22 April 2017
In 1968, when 29 year-old Robin Knox-Johnston set off for the Sunday Times Golden Globe Race, striving to be the first person to sail single handed, nonstop around the world was not the only challenge he had to overcome.
Robin’s first test began before the race did, as his chances were written off by some. “I was over in Cowes working on the boat one weekend and I remember hearing a reporter saying: ‘There’s old Robin – thinks he’s going to sail single-handed, nonstop around the world.” I said, “Well I’m going to try.” “It can’t be done and in any case you couldn’t do it,” he said. And I remember thinking, ‘You don’t know me. You’ve no idea of my background.’ Assumption is dangerous.”
Sir Robin quickly proved how wrong assumptions can be as he ended
up being the sole finisher of the race, crossing the finish line 48 years ago
today, aged 30, after
312 days at sea. An epic achievement for which he became well respected for.
"To be able to say you were the first to do something on a planet of seven billion is nice. It changed my life. I left as a young ambitious bloke and came back a completely different person," reflects Sir Robin, who recently celebrated his 78th birthday and remains as competitive as ever.
Never to be underestimated again, Sir Robin continued to achieve great feats in sailing and his prominent sailing career, which continues today, has resulted in numerous honours. The inaugural entry into the International Sailing Federation (ISAF) Hall of Fame, Sir Robin has also been named Yachtsman of the Year an unprecedented four times by the Royal Yachting Association.
Aside from his Golden Globe victory, one of his proudest achievements in his life is the Clipper Race, which he co-founded in 1996 because he wanted everyone to have the opportunity to race around the world, an achievement fewer people have embarked upon than have climbed Mount Everest. Over the last twenty years and ten race editions, more than 5,000 people have been introduced to ocean racing through the race.
“There’s no satisfaction at all in staying at home. It’s a very simple thing that I say to all the crews; you’re showing up, and I’m proud of you for this, because you’re not doing something easy. Sailing round the world is tough: you’re doing a hard thing.
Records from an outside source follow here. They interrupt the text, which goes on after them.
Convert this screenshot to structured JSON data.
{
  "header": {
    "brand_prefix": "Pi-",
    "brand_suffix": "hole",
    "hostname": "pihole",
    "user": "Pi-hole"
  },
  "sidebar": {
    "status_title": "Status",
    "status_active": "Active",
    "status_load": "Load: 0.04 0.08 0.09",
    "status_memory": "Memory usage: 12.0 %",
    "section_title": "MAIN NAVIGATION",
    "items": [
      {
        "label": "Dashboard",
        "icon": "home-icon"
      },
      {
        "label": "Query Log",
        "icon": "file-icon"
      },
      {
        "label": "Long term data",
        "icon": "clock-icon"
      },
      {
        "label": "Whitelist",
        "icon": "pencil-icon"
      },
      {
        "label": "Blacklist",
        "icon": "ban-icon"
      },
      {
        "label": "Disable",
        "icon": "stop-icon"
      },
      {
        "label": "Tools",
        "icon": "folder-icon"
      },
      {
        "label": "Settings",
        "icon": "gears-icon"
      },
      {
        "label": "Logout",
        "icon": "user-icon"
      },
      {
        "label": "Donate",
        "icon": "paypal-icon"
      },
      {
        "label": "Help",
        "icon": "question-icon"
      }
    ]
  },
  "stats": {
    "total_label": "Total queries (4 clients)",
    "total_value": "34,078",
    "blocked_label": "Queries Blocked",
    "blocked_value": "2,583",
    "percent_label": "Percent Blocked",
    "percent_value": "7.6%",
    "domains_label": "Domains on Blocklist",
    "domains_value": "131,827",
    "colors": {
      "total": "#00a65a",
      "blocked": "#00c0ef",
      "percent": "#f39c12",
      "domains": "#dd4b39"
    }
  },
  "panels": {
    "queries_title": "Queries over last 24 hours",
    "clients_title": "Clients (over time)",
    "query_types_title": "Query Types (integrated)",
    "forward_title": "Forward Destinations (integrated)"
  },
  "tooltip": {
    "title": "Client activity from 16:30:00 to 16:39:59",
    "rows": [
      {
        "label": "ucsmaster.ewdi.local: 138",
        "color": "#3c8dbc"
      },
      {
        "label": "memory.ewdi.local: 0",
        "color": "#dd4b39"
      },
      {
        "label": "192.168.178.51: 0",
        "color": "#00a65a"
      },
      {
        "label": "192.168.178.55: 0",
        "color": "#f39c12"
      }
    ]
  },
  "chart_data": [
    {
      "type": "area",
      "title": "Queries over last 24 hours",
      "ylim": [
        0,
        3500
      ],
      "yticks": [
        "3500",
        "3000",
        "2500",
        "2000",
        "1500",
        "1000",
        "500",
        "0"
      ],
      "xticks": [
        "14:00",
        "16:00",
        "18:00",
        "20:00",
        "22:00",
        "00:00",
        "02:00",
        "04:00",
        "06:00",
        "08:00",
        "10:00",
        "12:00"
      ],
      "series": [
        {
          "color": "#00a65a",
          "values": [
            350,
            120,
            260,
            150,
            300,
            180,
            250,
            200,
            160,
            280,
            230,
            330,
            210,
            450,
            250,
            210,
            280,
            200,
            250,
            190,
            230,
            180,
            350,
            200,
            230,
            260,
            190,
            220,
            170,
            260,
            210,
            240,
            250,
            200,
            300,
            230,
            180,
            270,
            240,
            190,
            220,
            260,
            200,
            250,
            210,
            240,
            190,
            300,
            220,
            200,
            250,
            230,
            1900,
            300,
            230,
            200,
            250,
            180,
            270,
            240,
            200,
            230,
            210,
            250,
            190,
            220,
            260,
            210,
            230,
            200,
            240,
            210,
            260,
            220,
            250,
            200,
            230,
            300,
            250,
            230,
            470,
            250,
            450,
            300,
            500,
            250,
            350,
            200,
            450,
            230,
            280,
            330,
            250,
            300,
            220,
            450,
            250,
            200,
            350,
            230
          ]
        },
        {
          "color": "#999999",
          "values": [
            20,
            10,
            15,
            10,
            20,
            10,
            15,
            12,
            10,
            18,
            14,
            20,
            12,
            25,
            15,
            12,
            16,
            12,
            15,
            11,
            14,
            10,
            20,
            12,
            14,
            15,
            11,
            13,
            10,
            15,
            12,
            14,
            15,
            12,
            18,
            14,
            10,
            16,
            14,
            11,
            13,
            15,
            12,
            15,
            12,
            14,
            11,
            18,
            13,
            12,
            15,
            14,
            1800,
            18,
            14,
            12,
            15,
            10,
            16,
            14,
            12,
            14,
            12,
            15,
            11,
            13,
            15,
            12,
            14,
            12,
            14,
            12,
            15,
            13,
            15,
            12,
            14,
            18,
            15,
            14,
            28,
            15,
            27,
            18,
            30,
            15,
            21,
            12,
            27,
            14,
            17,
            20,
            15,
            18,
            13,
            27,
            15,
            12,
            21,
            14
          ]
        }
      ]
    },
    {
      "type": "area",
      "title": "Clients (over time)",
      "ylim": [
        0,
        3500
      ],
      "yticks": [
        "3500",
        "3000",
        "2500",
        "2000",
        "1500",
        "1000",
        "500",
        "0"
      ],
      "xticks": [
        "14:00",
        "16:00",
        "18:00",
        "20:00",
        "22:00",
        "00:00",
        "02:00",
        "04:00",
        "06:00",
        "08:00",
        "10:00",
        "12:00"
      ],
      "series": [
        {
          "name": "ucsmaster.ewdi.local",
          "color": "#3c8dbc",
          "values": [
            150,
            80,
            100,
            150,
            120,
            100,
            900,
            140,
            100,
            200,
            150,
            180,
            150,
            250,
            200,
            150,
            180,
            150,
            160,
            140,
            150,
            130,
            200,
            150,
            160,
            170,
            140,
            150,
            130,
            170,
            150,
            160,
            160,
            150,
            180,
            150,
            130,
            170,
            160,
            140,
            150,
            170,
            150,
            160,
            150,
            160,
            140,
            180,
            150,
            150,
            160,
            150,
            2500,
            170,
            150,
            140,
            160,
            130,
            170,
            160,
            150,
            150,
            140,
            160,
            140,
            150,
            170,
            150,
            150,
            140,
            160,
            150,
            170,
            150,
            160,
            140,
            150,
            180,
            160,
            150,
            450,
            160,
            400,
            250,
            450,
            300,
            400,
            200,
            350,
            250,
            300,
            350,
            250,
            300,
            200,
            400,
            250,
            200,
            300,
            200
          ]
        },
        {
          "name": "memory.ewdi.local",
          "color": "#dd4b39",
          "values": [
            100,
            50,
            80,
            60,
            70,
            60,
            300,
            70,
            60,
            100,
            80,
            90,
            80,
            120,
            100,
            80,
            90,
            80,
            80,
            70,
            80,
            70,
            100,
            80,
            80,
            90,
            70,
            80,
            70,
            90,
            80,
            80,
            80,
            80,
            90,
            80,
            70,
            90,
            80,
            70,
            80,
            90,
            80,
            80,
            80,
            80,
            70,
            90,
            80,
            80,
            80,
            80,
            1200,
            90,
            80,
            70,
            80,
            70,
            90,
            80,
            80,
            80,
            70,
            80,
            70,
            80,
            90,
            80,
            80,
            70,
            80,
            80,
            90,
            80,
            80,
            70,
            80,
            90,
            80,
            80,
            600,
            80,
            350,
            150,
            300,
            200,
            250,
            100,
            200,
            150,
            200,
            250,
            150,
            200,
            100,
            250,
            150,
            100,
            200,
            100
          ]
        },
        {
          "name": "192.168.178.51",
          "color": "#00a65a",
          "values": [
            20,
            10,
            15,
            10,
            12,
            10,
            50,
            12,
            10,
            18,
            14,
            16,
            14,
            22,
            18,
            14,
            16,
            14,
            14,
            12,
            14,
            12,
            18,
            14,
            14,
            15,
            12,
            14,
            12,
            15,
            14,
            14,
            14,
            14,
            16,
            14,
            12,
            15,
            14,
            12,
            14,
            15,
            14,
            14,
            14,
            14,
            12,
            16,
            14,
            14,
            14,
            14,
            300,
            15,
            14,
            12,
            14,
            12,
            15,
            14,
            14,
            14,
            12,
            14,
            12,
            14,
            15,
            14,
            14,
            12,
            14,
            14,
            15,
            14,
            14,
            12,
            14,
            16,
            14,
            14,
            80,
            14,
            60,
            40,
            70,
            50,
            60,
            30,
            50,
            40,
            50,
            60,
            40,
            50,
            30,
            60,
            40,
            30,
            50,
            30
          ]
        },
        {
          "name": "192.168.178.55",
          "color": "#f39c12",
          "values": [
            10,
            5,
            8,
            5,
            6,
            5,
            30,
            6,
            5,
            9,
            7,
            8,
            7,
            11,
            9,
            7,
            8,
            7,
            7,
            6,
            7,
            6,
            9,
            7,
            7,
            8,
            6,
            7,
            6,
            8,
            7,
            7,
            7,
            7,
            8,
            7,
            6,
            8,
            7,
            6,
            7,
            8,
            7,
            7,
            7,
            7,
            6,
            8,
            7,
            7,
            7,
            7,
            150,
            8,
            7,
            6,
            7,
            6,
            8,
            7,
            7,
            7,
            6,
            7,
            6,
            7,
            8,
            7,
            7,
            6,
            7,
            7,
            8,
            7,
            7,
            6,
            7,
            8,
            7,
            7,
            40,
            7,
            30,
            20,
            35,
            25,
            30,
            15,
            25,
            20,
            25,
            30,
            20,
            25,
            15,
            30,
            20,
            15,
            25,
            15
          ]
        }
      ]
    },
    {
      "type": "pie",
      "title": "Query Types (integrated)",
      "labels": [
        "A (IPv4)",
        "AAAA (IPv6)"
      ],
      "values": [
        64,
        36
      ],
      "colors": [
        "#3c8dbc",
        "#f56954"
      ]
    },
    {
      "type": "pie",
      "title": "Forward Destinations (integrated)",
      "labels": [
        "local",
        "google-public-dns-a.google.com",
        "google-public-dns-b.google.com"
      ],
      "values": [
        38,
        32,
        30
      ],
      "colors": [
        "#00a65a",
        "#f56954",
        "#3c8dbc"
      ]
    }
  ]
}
But you’ll have something to be proud of when you’ve done it. Otherwise, if you just do the easy things, what’s to be proud of? Go for the tough things, paint your life in bright colours. That’s how you get satisfaction in life.”
To see a
gallery of images of Sir Robin, click here.
The Clipper 2017-18 Race is currently 90 per cent full with limited availability. If you would like to take part in the adventure of a lifetime, click here.
Watch out for next month’s edition of Calibre magazine to read a full interview with Sir Robin.
The 2018 Golden Globe Race will start from Plymouth on Saturday June 30, 2018. To find out more, click here.